--- Task goal ---
Go through the entries below and copy each line that holds the word "number".

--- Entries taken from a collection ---
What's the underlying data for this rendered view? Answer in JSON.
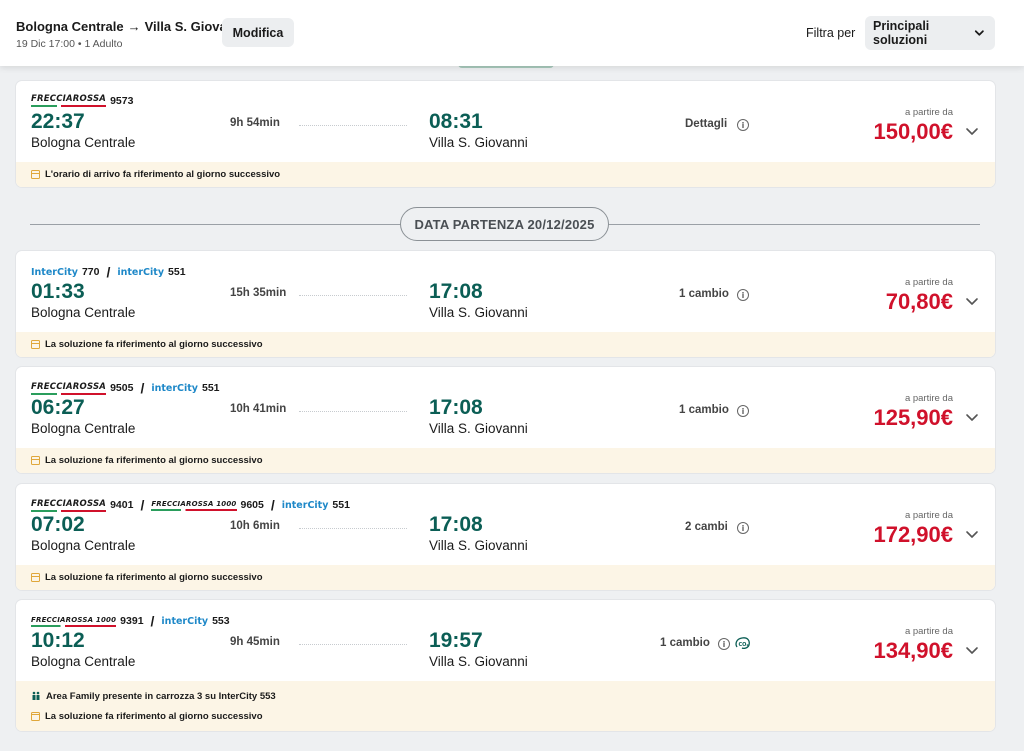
{
  "header": {
    "route_from": "Bologna Centrale",
    "route_to": "Villa S. Giovanni",
    "sub": "19 Dic 17:00 • 1 Adulto",
    "edit_label": "Modifica",
    "filter_label": "Filtra per",
    "filter_value": "Principali soluzioni"
  },
  "date_divider": "DATA PARTENZA 20/12/2025",
  "solutions": [
    {
      "trains": [
        {
          "brand": "FRECCIAROSSA",
          "number": "9573"
        }
      ],
      "dep_time": "22:37",
      "dep_station": "Bologna Centrale",
      "duration": "9h 54min",
      "arr_time": "08:31",
      "arr_station": "Villa S. Giovanni",
      "changes": "Dettagli",
      "from_label": "a partire da",
      "price": "150,00€",
      "notices": [
        "L'orario di arrivo fa riferimento al giorno successivo"
      ]
    },
    {
      "trains": [
        {
          "brand": "InterCity",
          "number": "770"
        },
        {
          "brand": "interCity",
          "number": "551"
        }
      ],
      "dep_time": "01:33",
      "dep_station": "Bologna Centrale",
      "duration": "15h 35min",
      "arr_time": "17:08",
      "arr_station": "Villa S. Giovanni",
      "changes": "1 cambio",
      "from_label": "a partire da",
      "price": "70,80€",
      "notices": [
        "La soluzione fa riferimento al giorno successivo"
      ]
    },
    {
      "trains": [
        {
          "brand": "FRECCIAROSSA",
          "number": "9505"
        },
        {
          "brand": "interCity",
          "number": "551"
        }
      ],
      "dep_time": "06:27",
      "dep_station": "Bologna Centrale",
      "duration": "10h 41min",
      "arr_time": "17:08",
      "arr_station": "Villa S. Giovanni",
      "changes": "1 cambio",
      "from_label": "a partire da",
      "price": "125,90€",
      "notices": [
        "La soluzione fa riferimento al giorno successivo"
      ]
    },
    {
      "trains": [
        {
          "brand": "FRECCIAROSSA",
          "number": "9401"
        },
        {
          "brand": "FRECCIAROSSA 1000",
          "number": "9605"
        },
        {
          "brand": "interCity",
          "number": "551"
        }
      ],
      "dep_time": "07:02",
      "dep_station": "Bologna Centrale",
      "duration": "10h 6min",
      "arr_time": "17:08",
      "arr_station": "Villa S. Giovanni",
      "changes": "2 cambi",
      "from_label": "a partire da",
      "price": "172,90€",
      "notices": [
        "La soluzione fa riferimento al giorno successivo"
      ]
    },
    {
      "trains": [
        {
          "brand": "FRECCIAROSSA 1000",
          "number": "9391"
        },
        {
          "brand": "interCity",
          "number": "553"
        }
      ],
      "dep_time": "10:12",
      "dep_station": "Bologna Centrale",
      "duration": "9h 45min",
      "arr_time": "19:57",
      "arr_station": "Villa S. Giovanni",
      "changes": "1 cambio",
      "co2_icon": "co2-leaf-icon",
      "from_label": "a partire da",
      "price": "134,90€",
      "family_notice": "Area Family presente in carrozza 3 su InterCity 553",
      "notices": [
        "La soluzione fa riferimento al giorno successivo"
      ]
    }
  ],
  "icons": {
    "notice": "calendar-icon",
    "family": "family-icon",
    "info": "info-icon",
    "expand": "chevron-down-icon"
  },
  "colors": {
    "time": "#0b5e55",
    "price": "#d0112b",
    "notice_bg": "#fcf5e6",
    "frecciarossa_red": "#d0112b",
    "intercity_blue": "#1e88c8"
  }
}
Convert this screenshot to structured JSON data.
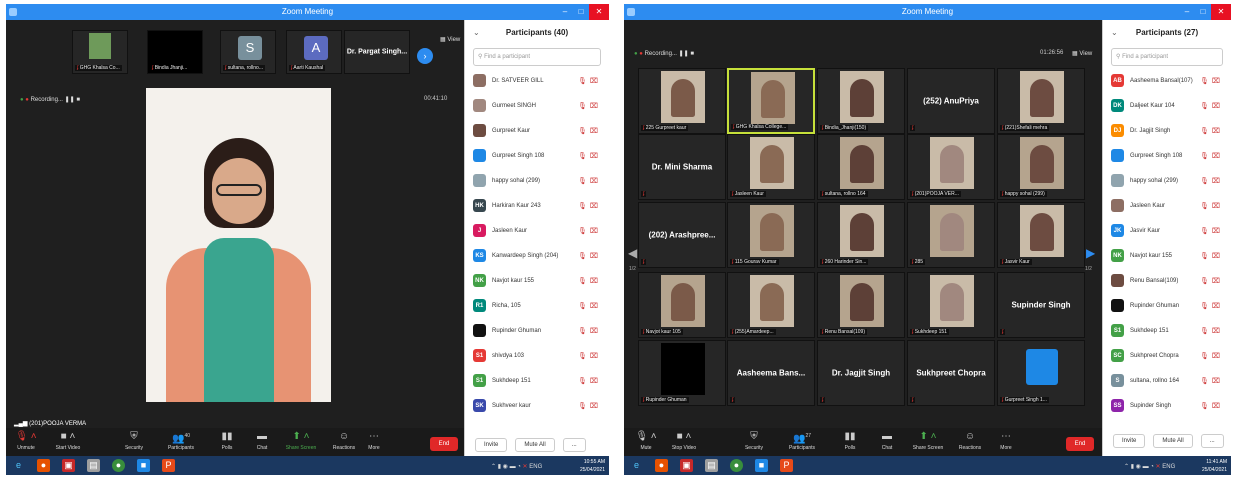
{
  "left": {
    "title": "Zoom Meeting",
    "recording": "Recording...",
    "timer": "00:41:10",
    "view": "View",
    "strip": [
      {
        "label": "GHG Khalsa Co..."
      },
      {
        "label": "Bindia Jhanji..."
      },
      {
        "label": "sultana, rollno...",
        "initial": "S"
      },
      {
        "label": "Aarti Kaushal",
        "initial": "A"
      },
      {
        "label": "Dr. Pargat Singh..."
      }
    ],
    "speaker": "(201)POOJA VERMA",
    "panel_title": "Participants (40)",
    "search_placeholder": "Find a participant",
    "participants": [
      {
        "name": "Dr. SATVEER GILL",
        "badge": "",
        "color": "#8d6e63"
      },
      {
        "name": "Gurmeet SINGH",
        "badge": "",
        "color": "#a1887f"
      },
      {
        "name": "Gurpreet Kaur",
        "badge": "",
        "color": "#6d4c41"
      },
      {
        "name": "Gurpreet Singh 108",
        "badge": "",
        "color": "#1e88e5"
      },
      {
        "name": "happy sohal (299)",
        "badge": "",
        "color": "#90a4ae"
      },
      {
        "name": "Harkiran Kaur 243",
        "badge": "HK",
        "color": "#37474f"
      },
      {
        "name": "Jasleen Kaur",
        "badge": "J",
        "color": "#d81b60"
      },
      {
        "name": "Kanwardeep Singh (204)",
        "badge": "KS",
        "color": "#1e88e5"
      },
      {
        "name": "Navjot kaur 155",
        "badge": "NK",
        "color": "#43a047"
      },
      {
        "name": "Richa, 105",
        "badge": "R1",
        "color": "#00897b"
      },
      {
        "name": "Rupinder Ghuman",
        "badge": "",
        "color": "#111111"
      },
      {
        "name": "shivdya 103",
        "badge": "S1",
        "color": "#e53935"
      },
      {
        "name": "Sukhdeep 151",
        "badge": "S1",
        "color": "#43a047"
      },
      {
        "name": "Sukhveer kaur",
        "badge": "SK",
        "color": "#3949ab"
      }
    ],
    "invite": "Invite",
    "mute_all": "Mute All",
    "more": "...",
    "toolbar": {
      "unmute": "Unmute",
      "start_video": "Start Video",
      "security": "Security",
      "participants": "Participants",
      "participants_count": "40",
      "polls": "Polls",
      "chat": "Chat",
      "share": "Share Screen",
      "reactions": "Reactions",
      "more": "More",
      "end": "End"
    },
    "clock": {
      "time": "10:55 AM",
      "date": "25/04/2021"
    }
  },
  "right": {
    "title": "Zoom Meeting",
    "recording": "Recording...",
    "timer": "01:26:56",
    "view": "View",
    "panel_title": "Participants (27)",
    "search_placeholder": "Find a participant",
    "page_left": "1/2",
    "page_right": "1/2",
    "tiles": [
      {
        "label": "225 Gurpreet kaur",
        "type": "video"
      },
      {
        "label": "GHG Khalsa College...",
        "type": "video"
      },
      {
        "label": "Bindia_Jhanji(150)",
        "type": "video"
      },
      {
        "label": "(252) AnuPriya",
        "type": "name"
      },
      {
        "label": "(221)Shefali mehra",
        "type": "video"
      },
      {
        "label": "Dr. Mini Sharma",
        "type": "name"
      },
      {
        "label": "Jasleen Kaur",
        "type": "video"
      },
      {
        "label": "sultana, rollno 164",
        "type": "video"
      },
      {
        "label": "(201)POOJA VER...",
        "type": "video"
      },
      {
        "label": "happy sohal (299)",
        "type": "video"
      },
      {
        "label": "(202) Arashpree...",
        "type": "name"
      },
      {
        "label": "115 Gourav Kumar",
        "type": "video"
      },
      {
        "label": "260 Harinder Sin...",
        "type": "video"
      },
      {
        "label": "285",
        "type": "video"
      },
      {
        "label": "Jasvir Kaur",
        "type": "video"
      },
      {
        "label": "Navjot kaur 105",
        "type": "video"
      },
      {
        "label": "(255)Amardeep...",
        "type": "video"
      },
      {
        "label": "Renu Bansal(109)",
        "type": "video"
      },
      {
        "label": "Sukhdeep 151",
        "type": "video"
      },
      {
        "label": "Supinder Singh",
        "type": "name"
      },
      {
        "label": "Rupinder Ghuman",
        "type": "video"
      },
      {
        "label": "Aasheema Bans...",
        "type": "name"
      },
      {
        "label": "Dr. Jagjit Singh",
        "type": "name"
      },
      {
        "label": "Sukhpreet Chopra",
        "type": "name"
      },
      {
        "label": "Gurpreet Singh 1...",
        "type": "avatar"
      }
    ],
    "participants": [
      {
        "name": "Aasheema Bansal(107)",
        "badge": "AB",
        "color": "#e53935"
      },
      {
        "name": "Daljeet Kaur 104",
        "badge": "DK",
        "color": "#00897b"
      },
      {
        "name": "Dr. Jagjit Singh",
        "badge": "DJ",
        "color": "#fb8c00"
      },
      {
        "name": "Gurpreet Singh 108",
        "badge": "",
        "color": "#1e88e5"
      },
      {
        "name": "happy sohal (299)",
        "badge": "",
        "color": "#90a4ae"
      },
      {
        "name": "Jasleen Kaur",
        "badge": "",
        "color": "#8d6e63"
      },
      {
        "name": "Jasvir Kaur",
        "badge": "JK",
        "color": "#1e88e5"
      },
      {
        "name": "Navjot kaur 155",
        "badge": "NK",
        "color": "#43a047"
      },
      {
        "name": "Renu Bansal(109)",
        "badge": "",
        "color": "#6d4c41"
      },
      {
        "name": "Rupinder Ghuman",
        "badge": "",
        "color": "#111111"
      },
      {
        "name": "Sukhdeep 151",
        "badge": "S1",
        "color": "#43a047"
      },
      {
        "name": "Sukhpreet Chopra",
        "badge": "SC",
        "color": "#43a047"
      },
      {
        "name": "sultana, rollno 164",
        "badge": "S",
        "color": "#78909c"
      },
      {
        "name": "Supinder Singh",
        "badge": "SS",
        "color": "#8e24aa"
      }
    ],
    "invite": "Invite",
    "mute_all": "Mute All",
    "more": "...",
    "toolbar": {
      "mute": "Mute",
      "stop_video": "Stop Video",
      "security": "Security",
      "participants": "Participants",
      "participants_count": "27",
      "polls": "Polls",
      "chat": "Chat",
      "share": "Share Screen",
      "reactions": "Reactions",
      "more": "More",
      "end": "End"
    },
    "clock": {
      "time": "11:41 AM",
      "date": "25/04/2021"
    }
  },
  "taskbar": {
    "lang": "ENG"
  }
}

--- Exercise response ---
          "number": "9573"
          "number": "770"
          "number": "551"
          "number": "9505"
          "number": "551"
          "number": "9401"
          "number": "9605"
          "number": "551"
          "number": "9391"
          "number": "553"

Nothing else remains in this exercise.